++++ Records supplied

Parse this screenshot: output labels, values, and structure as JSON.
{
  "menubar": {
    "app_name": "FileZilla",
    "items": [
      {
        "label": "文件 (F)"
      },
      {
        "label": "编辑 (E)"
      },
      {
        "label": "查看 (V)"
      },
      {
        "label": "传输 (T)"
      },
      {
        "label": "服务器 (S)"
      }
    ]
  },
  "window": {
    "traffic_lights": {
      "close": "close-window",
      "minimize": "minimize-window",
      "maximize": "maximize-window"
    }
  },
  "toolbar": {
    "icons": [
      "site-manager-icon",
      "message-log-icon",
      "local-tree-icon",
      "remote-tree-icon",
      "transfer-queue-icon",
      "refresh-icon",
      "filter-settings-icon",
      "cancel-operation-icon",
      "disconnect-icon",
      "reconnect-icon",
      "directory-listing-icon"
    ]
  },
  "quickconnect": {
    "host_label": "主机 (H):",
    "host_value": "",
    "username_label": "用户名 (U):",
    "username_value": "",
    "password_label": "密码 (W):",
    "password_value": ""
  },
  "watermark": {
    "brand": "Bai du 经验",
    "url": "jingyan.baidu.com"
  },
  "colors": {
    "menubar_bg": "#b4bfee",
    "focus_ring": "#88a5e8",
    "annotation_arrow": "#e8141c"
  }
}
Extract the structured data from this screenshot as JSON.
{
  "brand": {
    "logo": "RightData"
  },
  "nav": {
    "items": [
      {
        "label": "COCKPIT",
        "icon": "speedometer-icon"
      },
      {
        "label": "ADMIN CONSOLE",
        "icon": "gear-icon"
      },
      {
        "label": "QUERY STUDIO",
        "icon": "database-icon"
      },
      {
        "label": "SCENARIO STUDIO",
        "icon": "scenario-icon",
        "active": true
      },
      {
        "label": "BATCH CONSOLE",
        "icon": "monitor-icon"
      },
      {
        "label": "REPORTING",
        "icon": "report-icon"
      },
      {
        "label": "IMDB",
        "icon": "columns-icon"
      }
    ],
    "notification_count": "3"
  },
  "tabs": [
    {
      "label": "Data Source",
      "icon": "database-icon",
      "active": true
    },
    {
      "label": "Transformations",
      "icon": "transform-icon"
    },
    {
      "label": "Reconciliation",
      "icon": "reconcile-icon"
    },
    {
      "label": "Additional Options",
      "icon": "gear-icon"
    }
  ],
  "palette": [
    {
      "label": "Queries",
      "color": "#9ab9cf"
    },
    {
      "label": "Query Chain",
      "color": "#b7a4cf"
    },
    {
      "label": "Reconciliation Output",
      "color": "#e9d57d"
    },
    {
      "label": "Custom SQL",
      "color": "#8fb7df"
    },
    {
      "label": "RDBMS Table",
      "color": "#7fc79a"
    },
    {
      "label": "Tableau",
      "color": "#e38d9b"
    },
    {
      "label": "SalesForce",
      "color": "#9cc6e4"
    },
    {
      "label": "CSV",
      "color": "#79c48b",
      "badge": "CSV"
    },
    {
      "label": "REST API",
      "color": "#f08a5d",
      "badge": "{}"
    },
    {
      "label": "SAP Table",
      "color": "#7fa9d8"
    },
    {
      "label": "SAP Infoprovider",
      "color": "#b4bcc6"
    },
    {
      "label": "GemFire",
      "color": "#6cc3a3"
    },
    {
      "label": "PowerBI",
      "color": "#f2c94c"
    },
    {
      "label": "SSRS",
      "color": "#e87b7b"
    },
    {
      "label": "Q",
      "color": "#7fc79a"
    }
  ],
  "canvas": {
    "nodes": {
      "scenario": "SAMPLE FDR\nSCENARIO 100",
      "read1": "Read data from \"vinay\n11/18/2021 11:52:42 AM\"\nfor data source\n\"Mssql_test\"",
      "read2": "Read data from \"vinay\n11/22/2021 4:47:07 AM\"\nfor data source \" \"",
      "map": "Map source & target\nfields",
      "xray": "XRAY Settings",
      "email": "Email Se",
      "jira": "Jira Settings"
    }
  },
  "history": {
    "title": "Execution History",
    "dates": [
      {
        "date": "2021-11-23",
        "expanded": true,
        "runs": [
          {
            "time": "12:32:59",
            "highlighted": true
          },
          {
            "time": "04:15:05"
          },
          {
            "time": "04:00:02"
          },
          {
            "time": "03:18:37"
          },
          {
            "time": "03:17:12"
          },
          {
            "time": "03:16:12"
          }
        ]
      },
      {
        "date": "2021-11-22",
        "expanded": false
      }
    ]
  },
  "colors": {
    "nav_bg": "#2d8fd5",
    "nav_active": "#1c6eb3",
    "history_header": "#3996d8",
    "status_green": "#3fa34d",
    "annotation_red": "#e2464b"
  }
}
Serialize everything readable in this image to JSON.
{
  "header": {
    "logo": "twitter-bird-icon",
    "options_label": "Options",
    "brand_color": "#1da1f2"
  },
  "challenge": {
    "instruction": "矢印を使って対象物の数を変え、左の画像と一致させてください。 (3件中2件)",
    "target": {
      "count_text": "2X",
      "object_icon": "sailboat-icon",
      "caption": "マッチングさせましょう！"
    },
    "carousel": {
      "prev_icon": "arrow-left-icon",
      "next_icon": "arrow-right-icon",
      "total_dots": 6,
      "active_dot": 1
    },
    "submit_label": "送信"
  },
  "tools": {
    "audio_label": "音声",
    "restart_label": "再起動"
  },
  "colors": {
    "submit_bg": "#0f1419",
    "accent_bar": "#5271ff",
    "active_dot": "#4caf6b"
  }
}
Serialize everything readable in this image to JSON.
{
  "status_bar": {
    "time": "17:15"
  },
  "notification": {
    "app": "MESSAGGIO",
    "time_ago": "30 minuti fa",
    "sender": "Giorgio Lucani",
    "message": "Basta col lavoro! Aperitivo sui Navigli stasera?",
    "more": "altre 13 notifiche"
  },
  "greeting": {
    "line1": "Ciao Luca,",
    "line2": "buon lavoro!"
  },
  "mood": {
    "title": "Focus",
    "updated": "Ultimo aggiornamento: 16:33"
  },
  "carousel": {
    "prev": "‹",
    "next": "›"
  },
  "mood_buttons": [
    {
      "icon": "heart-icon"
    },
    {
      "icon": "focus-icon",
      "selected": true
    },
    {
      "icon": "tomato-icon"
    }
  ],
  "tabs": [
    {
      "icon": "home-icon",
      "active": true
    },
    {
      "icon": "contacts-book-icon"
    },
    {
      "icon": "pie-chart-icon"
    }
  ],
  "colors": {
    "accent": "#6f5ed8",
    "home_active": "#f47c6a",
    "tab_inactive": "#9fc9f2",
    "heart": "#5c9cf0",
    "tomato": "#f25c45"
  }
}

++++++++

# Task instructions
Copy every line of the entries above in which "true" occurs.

# The answer
        "active": true
      "active": true
        "expanded": true,
            "highlighted": true
      "selected": true
      "active": true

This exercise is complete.